As an interpreter and later as an assessor, Nihoniho took part in the work of the Native Land Court, and became a familiar figure in Gisborne. His knowledge of genealogy enabled much tribal land to be retained. He was, however, unable to prevent the Waipiro block, which was claimed by Te Aowera, from being given to Te Whanau-a-Iri-te-kura. He continued to be involved in litigation over the Waipiro land and in 1891 occupied the block with 60 armed followers. The incident ended peacefully with a surrender of weapons to police from Auckland.
Nihoniho and other Te Aowera people founded the settlement of Hiruharama in 1887; he gave 10 acres of land for a school there. Because he would not remain on the land at Waipiro Bay, which he believed had been unjustly taken from Te Aowera, he lived elsewhere for much of the rest of his life. It is not known when his first wife died; in later life he married a Ngai Tahu woman, Ria (or Rea) Horomona, and lived at her home at Tuahiwi, in Canterbury. Later he is said to have lived at Greytown, Wairarapa.

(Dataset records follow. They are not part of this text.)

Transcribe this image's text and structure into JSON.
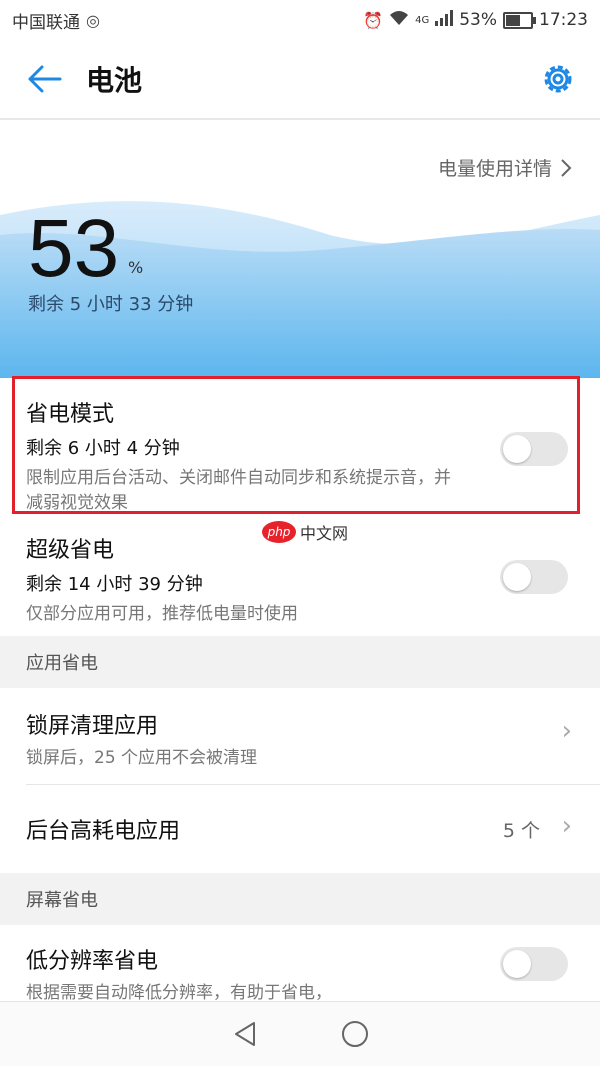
{
  "status_bar": {
    "carrier": "中国联通",
    "battery_percent": "53%",
    "time": "17:23",
    "network": "4G"
  },
  "appbar": {
    "title": "电池",
    "back_icon": "arrow-left-icon",
    "settings_icon": "gear-icon",
    "accent_color": "#1e88e5"
  },
  "hero": {
    "detail_link": "电量使用详情",
    "percent": "53",
    "percent_sign": "%",
    "remaining": "剩余 5 小时 33 分钟"
  },
  "power_saving": {
    "title": "省电模式",
    "remaining": "剩余 6 小时 4 分钟",
    "description": "限制应用后台活动、关闭邮件自动同步和系统提示音，并减弱视觉效果",
    "enabled": false
  },
  "ultra_saving": {
    "title": "超级省电",
    "remaining": "剩余 14 小时 39 分钟",
    "description": "仅部分应用可用，推荐低电量时使用",
    "enabled": false
  },
  "app_saving_section": {
    "header": "应用省电",
    "items": [
      {
        "title": "锁屏清理应用",
        "subtitle": "锁屏后，25 个应用不会被清理",
        "value": ""
      },
      {
        "title": "后台高耗电应用",
        "subtitle": "",
        "value": "5 个"
      }
    ]
  },
  "screen_saving_section": {
    "header": "屏幕省电",
    "low_resolution": {
      "title": "低分辨率省电",
      "description": "根据需要自动降低分辨率，有助于省电，",
      "enabled": false
    }
  },
  "watermark": {
    "badge": "php",
    "text": "中文网"
  },
  "highlight_color": "#e0202a"
}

The last activity for which he is noted was to take part in the conference of chiefs at Rotorua which helped draft the Maori Councils Act 1900. He was in poor health during his later years, and suffered from paralysis caused by a fall from a horse while he was living at Waipiro Bay. He paid his last visit to Gisborne in December 1913, and, on his return to Greytown, died in early January 1914. His tangi was held at Papawai and he was buried there. Tuta Nihoniho was survived by his wife, Ria, and their three children, Hariata, Rongotehengia and Timi Kara.